Following "The New York Times" story, several U.S. officials told reporters that the plan does not mean that any attack on Iraq is imminent. White House spokesman Ari Fleischer said "the Pentagon engages in contingency planning of all types around the world." Pentagon spokeswoman Victoria Clarke said that, "it is the responsibility of the Department of Defense to develop contingency plans and, from time to time, to update them."

Iraq has responded to the reports of U.S. military planning by saying that any attack would only strengthen the position of Saddam Hussein. Iraqi Deputy Prime Minister Tariq Aziz said on a visit to South Africa over the weekend that: "whoever in the Arab world and in the Third World fights the Americans will become stronger in the eyes of his people, so no other leadership is going to come to Iraq. We will continue leading Iraq."

With talk of war mounting after the failed UN-Iraq talks in Vienna, some observers say that the prospect of Baghdad's readmitting arms inspectors is only likely to decrease in the months ahead. Baghdad has previously accused arms inspectors of spying for Washington and may balk at bringing in any new teams of foreign inspectors prior to a U.S. military campaign.

However, other observers say that the months ahead may yet see a last-minute agreement by Iraq to accept renewed inspections precisely to stave off just such an attack. Reuters quoted unidentified UN officials as saying over the weekend that Iraq may try to drag out diplomatic maneuvering, offering progress on some issues but not striking a deal on readmitting arms inspectors until an attack looks impossible to avoid otherwise.

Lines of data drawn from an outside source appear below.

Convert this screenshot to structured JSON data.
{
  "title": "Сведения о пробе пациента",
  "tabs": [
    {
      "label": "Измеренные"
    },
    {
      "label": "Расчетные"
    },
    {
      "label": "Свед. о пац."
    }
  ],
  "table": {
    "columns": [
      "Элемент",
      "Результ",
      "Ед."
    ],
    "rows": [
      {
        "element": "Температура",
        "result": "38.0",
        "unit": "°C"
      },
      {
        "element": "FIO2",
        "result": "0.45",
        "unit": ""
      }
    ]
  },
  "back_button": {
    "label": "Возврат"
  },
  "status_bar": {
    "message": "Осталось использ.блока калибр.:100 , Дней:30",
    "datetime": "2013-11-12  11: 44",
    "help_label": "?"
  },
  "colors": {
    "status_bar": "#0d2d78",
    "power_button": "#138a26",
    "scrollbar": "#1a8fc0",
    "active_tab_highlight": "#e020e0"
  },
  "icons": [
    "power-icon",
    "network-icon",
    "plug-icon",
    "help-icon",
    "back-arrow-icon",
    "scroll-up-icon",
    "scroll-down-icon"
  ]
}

In one example of progress on issues not directly related to arms inspections, Iraqi officials said during the Vienna talks that they have completed arrangements for turning over six truckloads of state papers taken from Kuwait during Iraq's occupation of the country. The Iraqi invasion of Kuwait in 1990 prompted the UN to slap sanctions on Baghdad and led to a U.S.-led international coalition driving out the Iraqi forces in the 1991 Gulf War.